This Lent, God doesn’t want you to give up.  God wants you to take up this cross, the cross of being a Disciple of Jesus.  More than anything the life of a disciple is the life of discipline.  During this season of Lent and for the rest of your lives: be a disciple.

 

“Repent and Believe in the Gospel.”

 – Mark 1:15

God is in the Missions

God is in Missions

by Nathan Decker

 

Thank you, God, for this good life and forgive us if we do not love it enough.
– Garrison Keillor

The first time I met Sam Nesmith he handed me a bucket filled with a rough mixture of gravel and Haitian concrete mix.  “Here you go,” he laughed, “It’s good for you!”  By the end of the day we had poured a floor in a class room one bucket at a time.  The mix had slopped up and down my bib overalls so thick that when I took them off they stood up on their own.  Sam’s words were truth.  Mission work is good for us.

There was a time I naively thought that spending thousands of dollars on airfare and supplies to build something in another part of the world was the most efficient way to do things.  Several trips later, I know we are not in the 1800’s mission movement any longer.  Mission work today is less about building schools and churches and more about building relationships and discipleship.

The reality is that we could send the money, hire professionals, and get the job done more efficiently.  Unfortunately this sets up a relationship of dependency.  We send UMVIM teams to create partnerships where each party provides what they can and we work together.  Sure, we’re not professionals – and we may not know the Cambodian way of painting a fence post or the North Carolina way of wiring a house – but we can learn.  More than that, we can learn from our Christian sisters and brothers in other lands how they are experiencing God.  I may have brought a hammer and a saw to give away in Haiti, but I learned a lesson from a little boy about sharing that I’ll never forget.  I may have taught lessons on leadership to pastors in Cambodia, but I’ll never forget the joy and excitement of a growing young church that they shared with me.

Mission trips are not just about reaching out to make disciples in a far off land.  When I go on a mission trip, I’m learning how to be a better disciple, too.  Whether it is when Sam shared a Richard Foster devotional book with me or when we had deep conversation about where God is calling us to go next in the mission – the Spirit is at work.  Even when in a worship service preached in a tongue I couldn’t understand but in a heart I felt moved.

We go on missions to encourage young growing churches.  We go on missions to develop relationships and partnerships.  We go on missions to make and be better disciples.  We go on mission trips because God is in missions.  “Here you go, it’s good for you.”

 

So here’s what I think: The best thing you can do right now is to finish what you started last year and not let those good intentions grow stale.

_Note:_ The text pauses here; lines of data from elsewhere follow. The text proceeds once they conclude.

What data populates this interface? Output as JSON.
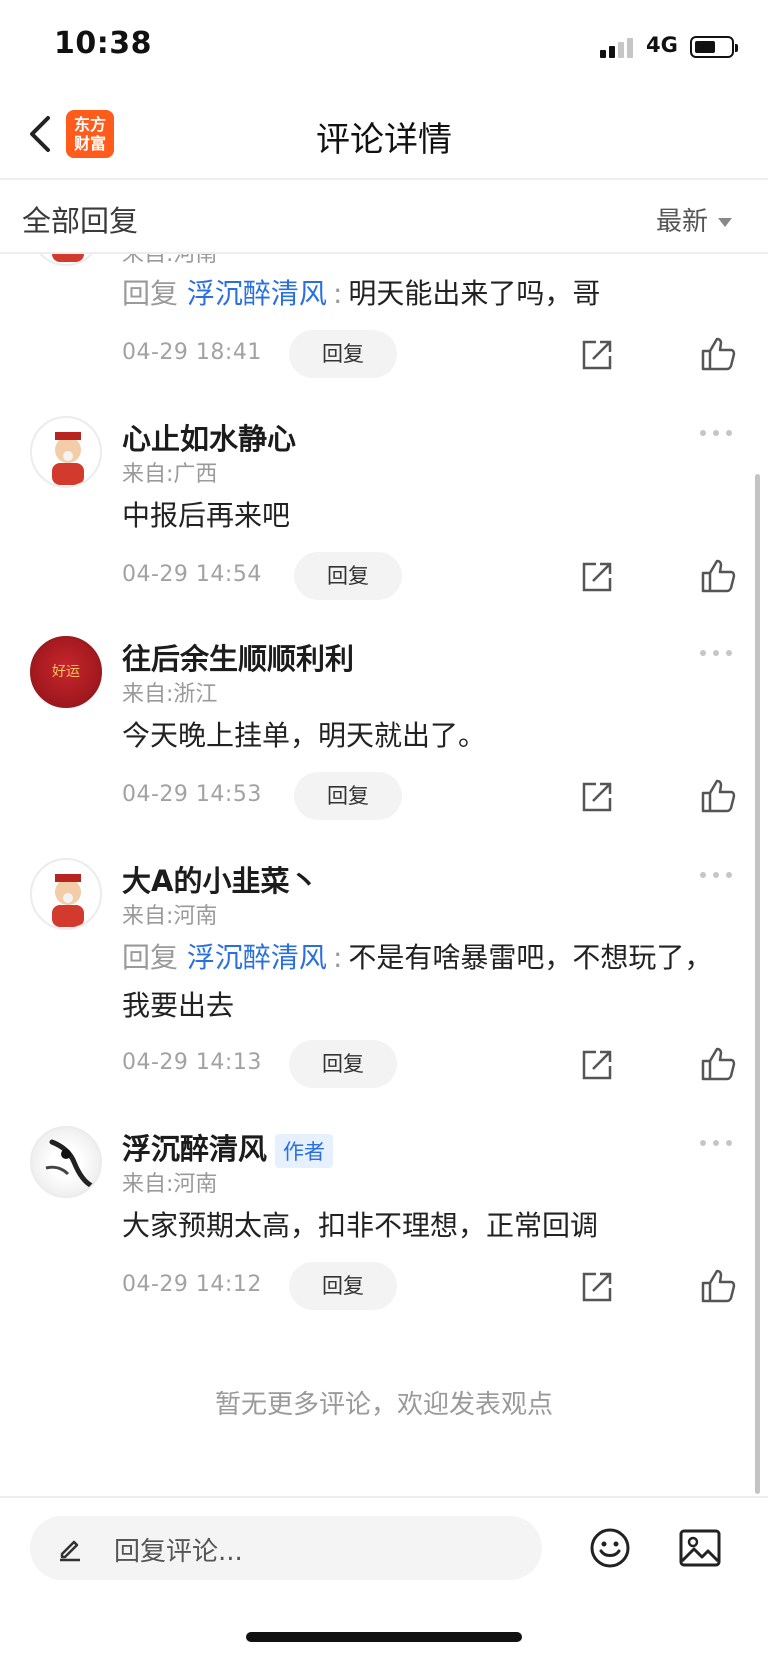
{
  "status_bar": {
    "time": "10:38",
    "network": "4G"
  },
  "nav": {
    "title": "评论详情",
    "logo_text": "东方财富"
  },
  "reply_header": {
    "label": "全部回复",
    "sort": "最新"
  },
  "comments": [
    {
      "username": "",
      "location": "来自:河南",
      "reply_prefix": "回复",
      "mention": "浮沉醉清风",
      "text": "明天能出来了吗，哥",
      "time": "04-29 18:41",
      "reply_label": "回复"
    },
    {
      "username": "心止如水静心",
      "location": "来自:广西",
      "text": "中报后再来吧",
      "time": "04-29 14:54",
      "reply_label": "回复"
    },
    {
      "username": "往后余生顺顺利利",
      "location": "来自:浙江",
      "avatar_text": "好运",
      "text": "今天晚上挂单，明天就出了。",
      "time": "04-29 14:53",
      "reply_label": "回复"
    },
    {
      "username": "大A的小韭菜丶",
      "location": "来自:河南",
      "reply_prefix": "回复",
      "mention": "浮沉醉清风",
      "text": "不是有啥暴雷吧，不想玩了，我要出去",
      "time": "04-29 14:13",
      "reply_label": "回复"
    },
    {
      "username": "浮沉醉清风",
      "badge": "作者",
      "location": "来自:河南",
      "text": "大家预期太高，扣非不理想，正常回调",
      "time": "04-29 14:12",
      "reply_label": "回复"
    }
  ],
  "footer_note": "暂无更多评论，欢迎发表观点",
  "input": {
    "placeholder": "回复评论..."
  },
  "icons": [
    "back-icon",
    "share-icon",
    "like-icon",
    "more-icon",
    "pen-icon",
    "emoji-icon",
    "image-icon"
  ],
  "colors": {
    "mention": "#2a6fe0",
    "logo": "#ff5b1a",
    "badge_bg": "#e6f0ff"
  }
}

Your heart’s been in the right place all along. You’ve got what it takes to finish it up, so go to it.

 – 2 Corinthians 8:10-11 The Message